This exercise requires an exact output of the listing, images omitted.
Task input below:
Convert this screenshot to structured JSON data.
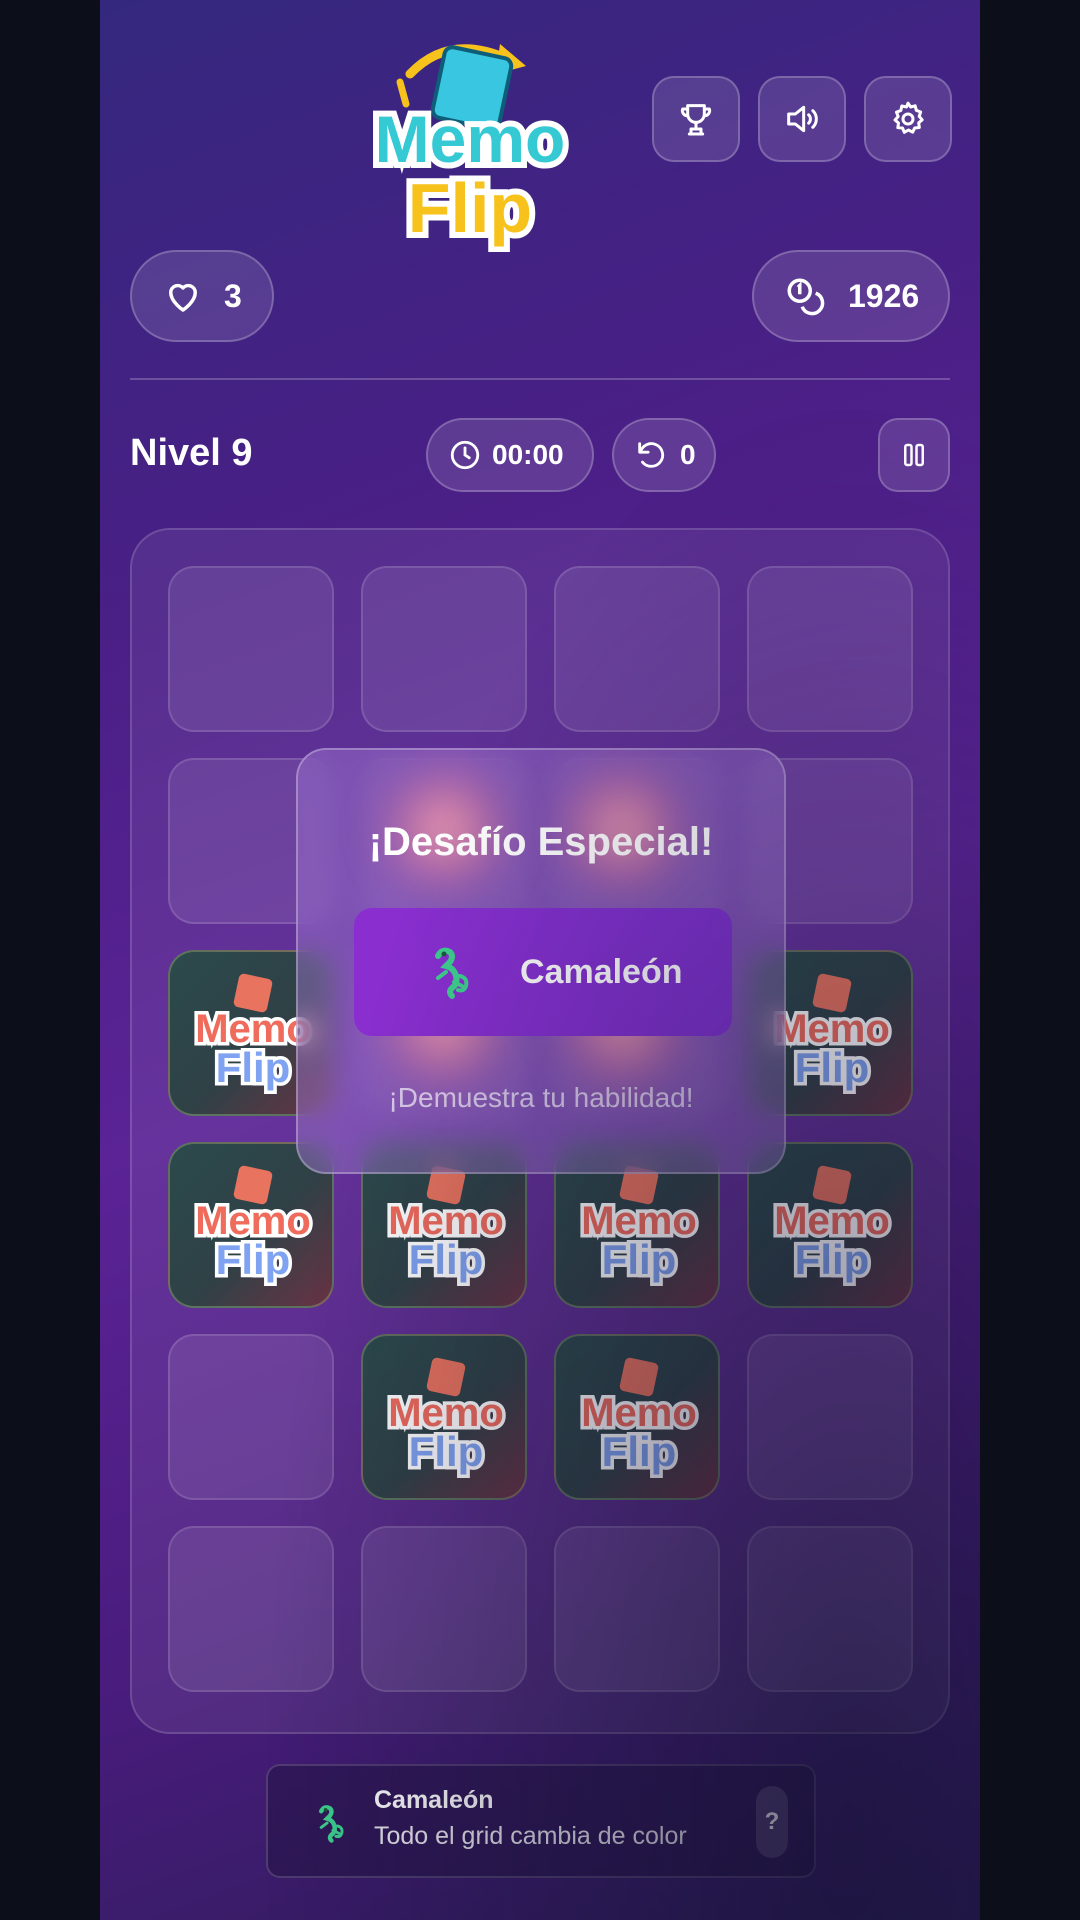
{
  "header": {
    "logo_line1": "Memo",
    "logo_line2": "Flip",
    "trophy_icon": "trophy-icon",
    "sound_icon": "volume-icon",
    "settings_icon": "gear-icon"
  },
  "stats": {
    "lives": "3",
    "coins": "1926"
  },
  "level": {
    "label": "Nivel 9",
    "timer": "00:00",
    "moves": "0"
  },
  "board": {
    "rows": 6,
    "cols": 4,
    "card_back_text": [
      "Memo",
      "Flip"
    ]
  },
  "modal": {
    "title": "¡Desafío Especial!",
    "challenge_name": "Camaleón",
    "challenge_icon": "chameleon-icon",
    "subtitle": "¡Demuestra tu habilidad!"
  },
  "info": {
    "title": "Camaleón",
    "description": "Todo el grid cambia de color",
    "help_label": "?"
  },
  "colors": {
    "accent": "#8b2ecf",
    "chameleon": "#3ecf8e",
    "logo_teal": "#35c9d4",
    "logo_yellow": "#f6c21b"
  }
}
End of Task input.
Solution to the problem:
Convert this screenshot to structured JSON data.
{
  "header": {
    "logo_line1": "Memo",
    "logo_line2": "Flip",
    "trophy_icon": "trophy-icon",
    "sound_icon": "volume-icon",
    "settings_icon": "gear-icon"
  },
  "stats": {
    "lives": "3",
    "coins": "1926"
  },
  "level": {
    "label": "Nivel 9",
    "timer": "00:00",
    "moves": "0"
  },
  "board": {
    "rows": 6,
    "cols": 4,
    "card_back_text": [
      "Memo",
      "Flip"
    ]
  },
  "modal": {
    "title": "¡Desafío Especial!",
    "challenge_name": "Camaleón",
    "challenge_icon": "chameleon-icon",
    "subtitle": "¡Demuestra tu habilidad!"
  },
  "info": {
    "title": "Camaleón",
    "description": "Todo el grid cambia de color",
    "help_label": "?"
  },
  "colors": {
    "accent": "#8b2ecf",
    "chameleon": "#3ecf8e",
    "logo_teal": "#35c9d4",
    "logo_yellow": "#f6c21b"
  }
}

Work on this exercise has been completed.